Jian Yang, Yuqing Wan, Junlin Yang, Jianzhong Bei, Shenguo Wang

Research output: Contribution to journalArticlepeer-review

66 Scopus citations


Poly(L-lactic acid)(PLLA) and poly(L-lactic-co-glycolic acid) (PLGA) (85/15) were modified by plasma treatment. Then they were collagen anchored (PT/CA), and the cell affinity was evaluated by cell culture under shear or shear-free conditions. A convenient and "intuitionistic" dyeing method has been proposed for measuring the modified depth when plasma treatment is applied for the treatment of porous scaffolds. A parallel plate flow chamber was developed in order to study the cell affinity of a material under shear stress. Our results show that a porous scaffold can be modified by plasma treatment and that a depth of about 4.0 mm for this modification can be reached with NH3 plasma treatment (50 w, 20 Pa, 5 min). PT/CA modification is an effective surface modification method for facilitating cell transplantation and improving the cell affinity of three-dimensional porous cell scaffolds in tissue engineering. It can solve the problem of non-uniform cell distribution in most synthetic porous cell scaffolds. Using the flow chamber system, a series of quantitative data, including cell adherent fraction, cell area, and mean shape, were compared to evaluate the cell affinity of PLLA before and after PT/CA modification. The results indicate that the quality of cell attachment on PT/CA-modified PLLA apparently is better than that on unmodified PLLA. The flow chamber system potentially may be a tool for evaluating surface modification methods.

Original languageEnglish (US)
Pages (from-to)1139-1147
Number of pages9
JournalJournal of Biomedical Materials Research - Part A
Issue number4
StatePublished - Dec 15 2003

All Science Journal Classification (ASJC) codes

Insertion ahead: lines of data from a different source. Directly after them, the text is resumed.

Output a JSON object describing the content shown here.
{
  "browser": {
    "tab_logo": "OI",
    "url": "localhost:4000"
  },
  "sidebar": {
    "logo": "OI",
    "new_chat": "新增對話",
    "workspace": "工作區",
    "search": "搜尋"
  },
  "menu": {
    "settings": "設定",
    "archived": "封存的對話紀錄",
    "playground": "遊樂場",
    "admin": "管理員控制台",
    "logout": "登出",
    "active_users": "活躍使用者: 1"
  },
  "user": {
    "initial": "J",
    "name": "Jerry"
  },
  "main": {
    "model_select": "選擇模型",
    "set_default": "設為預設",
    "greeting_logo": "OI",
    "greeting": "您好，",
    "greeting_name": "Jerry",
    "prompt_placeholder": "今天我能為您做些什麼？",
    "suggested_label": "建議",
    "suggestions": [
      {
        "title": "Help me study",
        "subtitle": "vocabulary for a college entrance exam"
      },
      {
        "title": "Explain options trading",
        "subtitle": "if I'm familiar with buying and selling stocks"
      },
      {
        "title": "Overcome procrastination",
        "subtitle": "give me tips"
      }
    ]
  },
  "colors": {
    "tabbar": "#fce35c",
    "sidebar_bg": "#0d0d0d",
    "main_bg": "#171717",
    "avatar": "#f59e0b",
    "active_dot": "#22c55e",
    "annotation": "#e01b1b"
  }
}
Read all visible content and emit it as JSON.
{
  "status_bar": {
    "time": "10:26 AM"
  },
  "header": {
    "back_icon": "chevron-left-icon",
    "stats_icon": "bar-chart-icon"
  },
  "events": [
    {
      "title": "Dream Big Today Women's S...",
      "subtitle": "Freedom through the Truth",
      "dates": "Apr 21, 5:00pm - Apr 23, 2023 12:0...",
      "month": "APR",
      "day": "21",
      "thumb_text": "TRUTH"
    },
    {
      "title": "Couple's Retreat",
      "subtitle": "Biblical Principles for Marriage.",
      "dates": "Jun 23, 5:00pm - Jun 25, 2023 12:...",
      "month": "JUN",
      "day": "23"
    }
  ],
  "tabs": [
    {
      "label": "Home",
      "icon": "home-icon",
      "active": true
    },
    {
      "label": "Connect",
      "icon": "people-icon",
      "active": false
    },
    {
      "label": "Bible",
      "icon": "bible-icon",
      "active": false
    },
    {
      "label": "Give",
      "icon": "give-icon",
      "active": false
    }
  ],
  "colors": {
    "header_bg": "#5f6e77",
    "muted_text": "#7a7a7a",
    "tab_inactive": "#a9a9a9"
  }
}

  • Ceramics and Composites
  • Biomaterials
  • Biomedical Engineering
  • Metals and Alloys


Dive into the research topics of 'Plasma-treated, collagen-anchored polylactone: Its cell affinity evaluation under shear or shear-free conditions'. Together they form a unique fingerprint.

Cite this